Last July I was out wandering with the camera and came across a wee beach, which if not in the middle of nowhere is at the least off the beaten track. Achininiver beach sits to the north west of Talmine on the outer reaches of the Kyle of Tongue. The beach itself is not at the road end but the branches of the narrow single track road that passes it all peter out in hills and peat bogs.
Its remoteness means that it doesn’t see a lot of passing traffic, even NC500 camper vans seem to avoid it.
The beach looked well worth a cast for flatfish with a sandbar down at the opening to the bay and a burn which dispersed across the sand flats.
With a decent forecast and a free day I headed up this September to see if reality matched fishing expectations.
Big Changes To Beach
On arriving at the roadside parking spot it was obvious that there had been big changes over the past year and a bit.

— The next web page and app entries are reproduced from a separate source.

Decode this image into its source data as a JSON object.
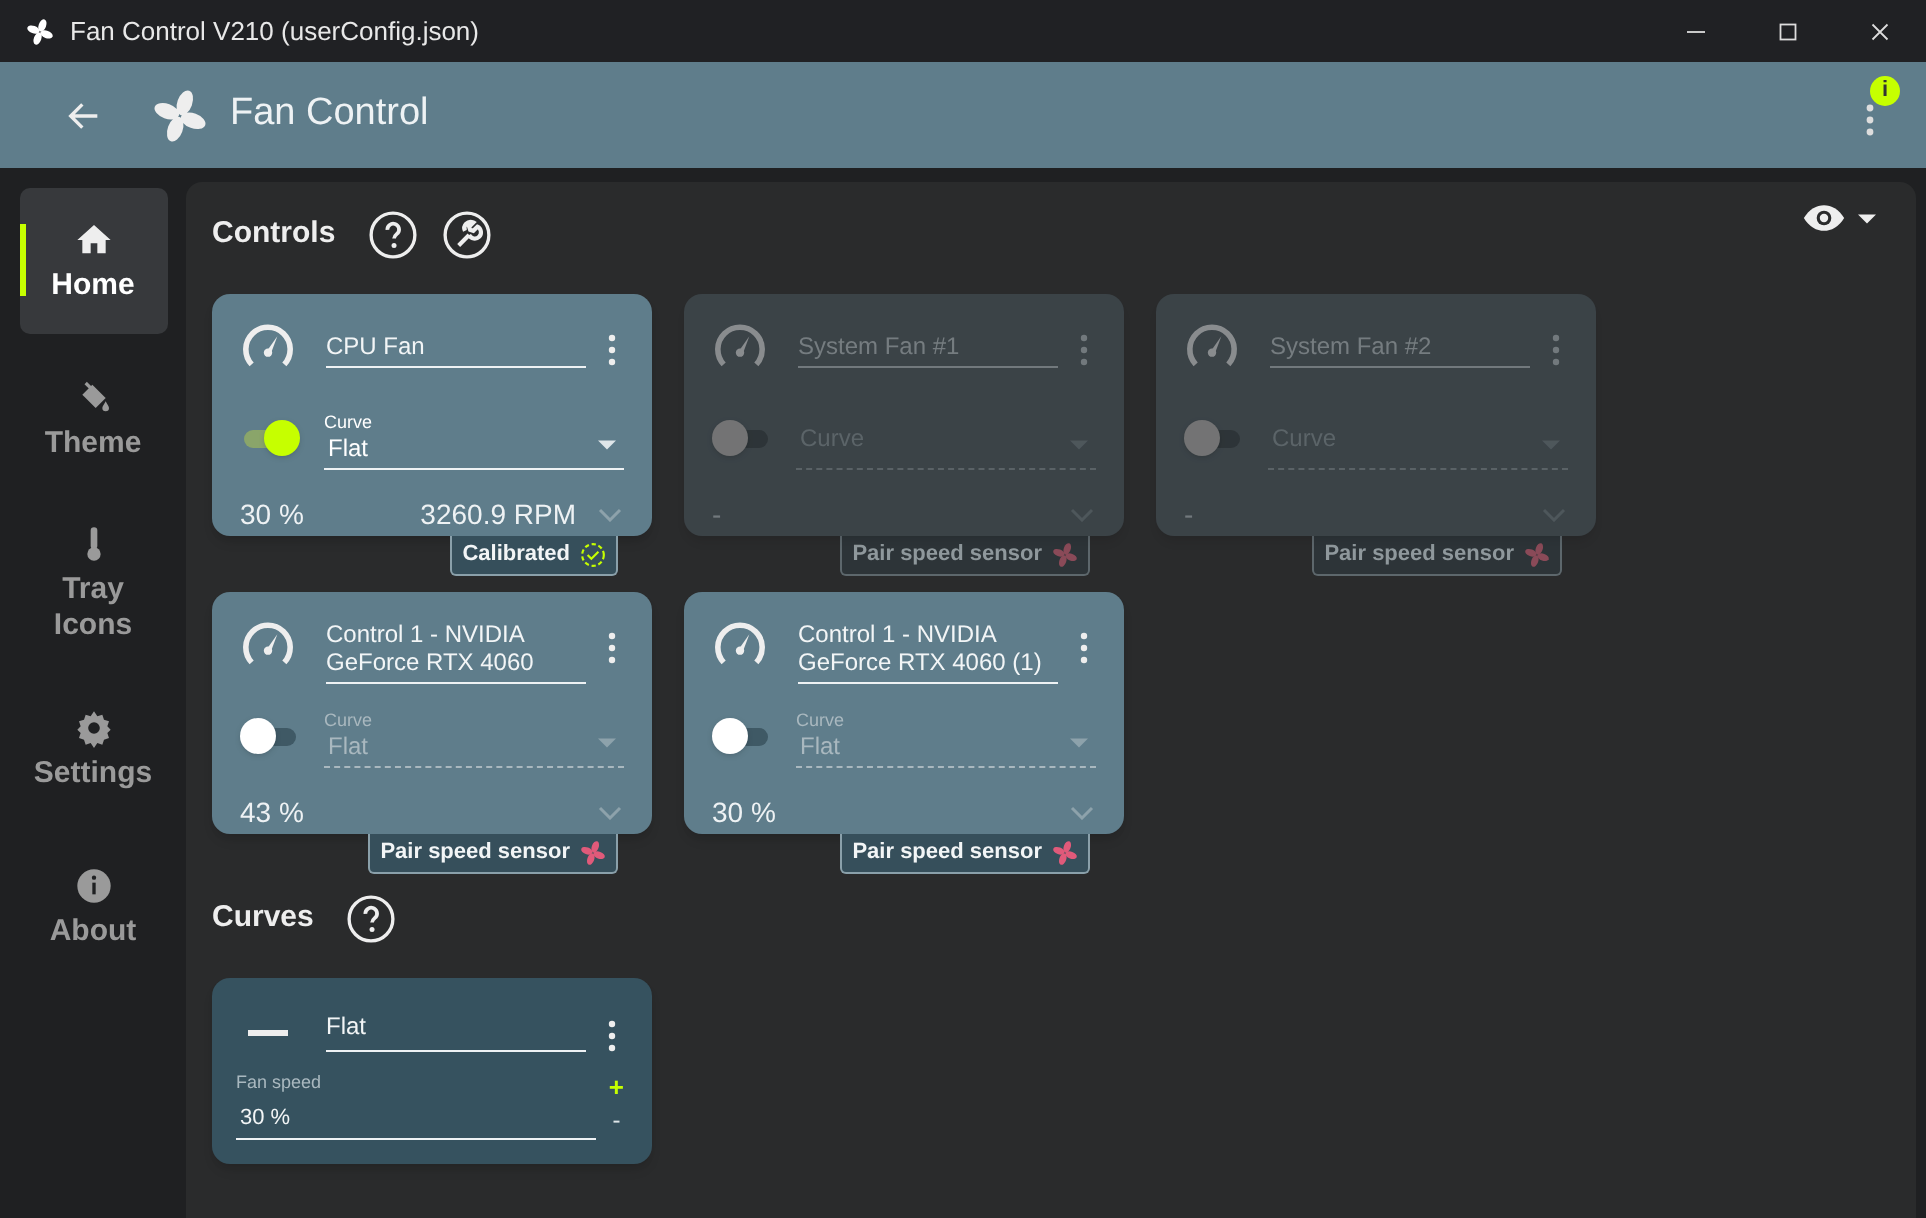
{
  "window": {
    "title": "Fan Control V210 (userConfig.json)"
  },
  "app_bar": {
    "title": "Fan Control",
    "notification": "i"
  },
  "sidebar": {
    "items": [
      {
        "label": "Home",
        "kind": "home",
        "selected": true
      },
      {
        "label": "Theme",
        "kind": "theme",
        "selected": false
      },
      {
        "label": "Tray Icons",
        "kind": "tray",
        "selected": false
      },
      {
        "label": "Settings",
        "kind": "settings",
        "selected": false
      },
      {
        "label": "About",
        "kind": "about",
        "selected": false
      }
    ]
  },
  "controls": {
    "title": "Controls",
    "cards": [
      {
        "name": "CPU Fan",
        "disabled": false,
        "on": true,
        "curve": {
          "label": "Curve",
          "value": "Flat"
        },
        "percent": "30 %",
        "rpm": "3260.9 RPM",
        "badge": {
          "kind": "calibrated",
          "text": "Calibrated"
        }
      },
      {
        "name": "System Fan #1",
        "disabled": true,
        "on": false,
        "curve": {
          "placeholder": "Curve"
        },
        "percent": "-",
        "badge": {
          "kind": "pair",
          "text": "Pair speed sensor"
        }
      },
      {
        "name": "System Fan #2",
        "disabled": true,
        "on": false,
        "curve": {
          "placeholder": "Curve"
        },
        "percent": "-",
        "badge": {
          "kind": "pair",
          "text": "Pair speed sensor"
        }
      },
      {
        "name": "Control 1 - NVIDIA GeForce RTX 4060",
        "disabled": false,
        "on": false,
        "curve": {
          "label": "Curve",
          "value": "Flat"
        },
        "percent": "43 %",
        "badge": {
          "kind": "pair",
          "text": "Pair speed sensor"
        }
      },
      {
        "name": "Control 1 - NVIDIA GeForce RTX 4060 (1)",
        "disabled": false,
        "on": false,
        "curve": {
          "label": "Curve",
          "value": "Flat"
        },
        "percent": "30 %",
        "badge": {
          "kind": "pair",
          "text": "Pair speed sensor"
        }
      }
    ]
  },
  "curves": {
    "title": "Curves",
    "cards": [
      {
        "name": "Flat",
        "field_label": "Fan speed",
        "value": "30 %",
        "plus": "+",
        "minus": "-"
      }
    ]
  }
}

The burn was now upgraded to small river and formed a deep cut running more or less across the whole width of the bay from west to east. To make things worse the previously distant sandbar had moved from the mouth of the inlet to well up into the upper third of the beach.
The additional water filling the burn combined with the relocated sandbar provided an effective barrier until down at more or less the low water mark where the freshwater ceased cutting into the sand and spread over the beach.
Not having packed any waders I could see that my choices for fishing were going to be limited. I could risk paddling over the dispersed area in my short wellies to the main beach section but this posed the risk of either having to roll my trousers up and wade back at the end of the session or wait for the neap tide to recede on the dwindling sandbank.
Discretion Is The Better Part Of Valour
Having been caught out with wellies filled on a couple of occasions I decided to just fish close the eastern margins where I wouldn’t have to cross the burn.
This plan worked after a fashion, admittedly with only small flounders falling to the mackerel strips. I was constantly pushed up the beach among the weed and rocks as the incoming tide pushed swiftly up the cut formed by the burn. Like a lot of beach where rivers and burns flow over them the freshwater also percolates under the sand resulting in some soft, very dodgy patches at the water’s edge.
I spent the last hour actually casting over the top of the sandbank to reach open water.
It was frustrating to see the gulleys and sandbank scour filling nicely as the tide flooded. The beach does look really fishy.
I will return to Acininiver another day next spring with waders donned to fish the beach from the middle to the west side.
Although, knowing my luck winter storms will have shifted the beach layout once again but this time I will have a plan B to ensure the 100 mile round trip is not wasted.